SUPPLIED MATERIAL START

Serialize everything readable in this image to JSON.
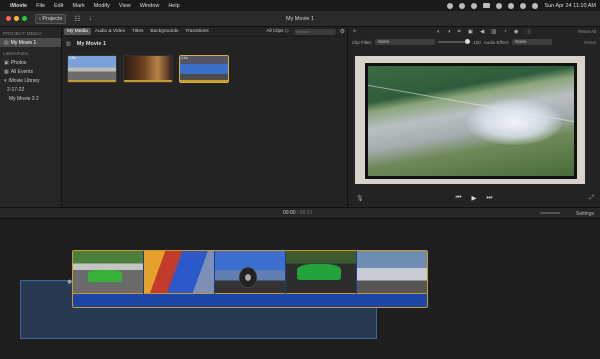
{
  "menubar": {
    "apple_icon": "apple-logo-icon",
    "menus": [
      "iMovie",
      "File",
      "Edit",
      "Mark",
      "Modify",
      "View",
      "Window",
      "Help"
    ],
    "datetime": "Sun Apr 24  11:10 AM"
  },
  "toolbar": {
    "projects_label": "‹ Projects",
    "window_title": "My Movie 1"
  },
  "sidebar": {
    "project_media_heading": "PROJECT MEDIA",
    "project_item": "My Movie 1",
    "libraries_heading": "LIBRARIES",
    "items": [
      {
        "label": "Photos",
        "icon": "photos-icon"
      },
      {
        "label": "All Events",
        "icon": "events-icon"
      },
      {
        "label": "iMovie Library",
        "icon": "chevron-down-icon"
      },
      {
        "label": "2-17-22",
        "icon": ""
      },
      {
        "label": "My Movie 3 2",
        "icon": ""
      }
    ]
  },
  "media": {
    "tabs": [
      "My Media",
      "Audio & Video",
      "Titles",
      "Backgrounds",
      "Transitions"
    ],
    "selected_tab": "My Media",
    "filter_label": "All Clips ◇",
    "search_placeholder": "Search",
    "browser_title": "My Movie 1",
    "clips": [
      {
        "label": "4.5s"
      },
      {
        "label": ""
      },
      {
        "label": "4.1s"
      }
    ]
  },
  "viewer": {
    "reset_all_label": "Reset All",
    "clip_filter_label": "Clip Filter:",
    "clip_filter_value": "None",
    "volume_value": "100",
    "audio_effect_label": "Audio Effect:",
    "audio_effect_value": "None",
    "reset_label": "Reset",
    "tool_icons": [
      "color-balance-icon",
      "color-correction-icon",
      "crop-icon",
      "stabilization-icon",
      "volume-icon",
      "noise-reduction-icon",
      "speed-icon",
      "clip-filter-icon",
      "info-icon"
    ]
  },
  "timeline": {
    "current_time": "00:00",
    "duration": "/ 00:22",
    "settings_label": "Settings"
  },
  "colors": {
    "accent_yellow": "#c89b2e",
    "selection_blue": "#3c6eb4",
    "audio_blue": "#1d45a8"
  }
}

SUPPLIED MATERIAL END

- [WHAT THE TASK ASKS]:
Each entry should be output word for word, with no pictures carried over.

- [SOLUTION BELOW]:
Serialize everything readable in this image to JSON.
{
  "menubar": {
    "apple_icon": "apple-logo-icon",
    "menus": [
      "iMovie",
      "File",
      "Edit",
      "Mark",
      "Modify",
      "View",
      "Window",
      "Help"
    ],
    "datetime": "Sun Apr 24  11:10 AM"
  },
  "toolbar": {
    "projects_label": "‹ Projects",
    "window_title": "My Movie 1"
  },
  "sidebar": {
    "project_media_heading": "PROJECT MEDIA",
    "project_item": "My Movie 1",
    "libraries_heading": "LIBRARIES",
    "items": [
      {
        "label": "Photos",
        "icon": "photos-icon"
      },
      {
        "label": "All Events",
        "icon": "events-icon"
      },
      {
        "label": "iMovie Library",
        "icon": "chevron-down-icon"
      },
      {
        "label": "2-17-22",
        "icon": ""
      },
      {
        "label": "My Movie 3 2",
        "icon": ""
      }
    ]
  },
  "media": {
    "tabs": [
      "My Media",
      "Audio & Video",
      "Titles",
      "Backgrounds",
      "Transitions"
    ],
    "selected_tab": "My Media",
    "filter_label": "All Clips ◇",
    "search_placeholder": "Search",
    "browser_title": "My Movie 1",
    "clips": [
      {
        "label": "4.5s"
      },
      {
        "label": ""
      },
      {
        "label": "4.1s"
      }
    ]
  },
  "viewer": {
    "reset_all_label": "Reset All",
    "clip_filter_label": "Clip Filter:",
    "clip_filter_value": "None",
    "volume_value": "100",
    "audio_effect_label": "Audio Effect:",
    "audio_effect_value": "None",
    "reset_label": "Reset",
    "tool_icons": [
      "color-balance-icon",
      "color-correction-icon",
      "crop-icon",
      "stabilization-icon",
      "volume-icon",
      "noise-reduction-icon",
      "speed-icon",
      "clip-filter-icon",
      "info-icon"
    ]
  },
  "timeline": {
    "current_time": "00:00",
    "duration": "/ 00:22",
    "settings_label": "Settings"
  },
  "colors": {
    "accent_yellow": "#c89b2e",
    "selection_blue": "#3c6eb4",
    "audio_blue": "#1d45a8"
  }
}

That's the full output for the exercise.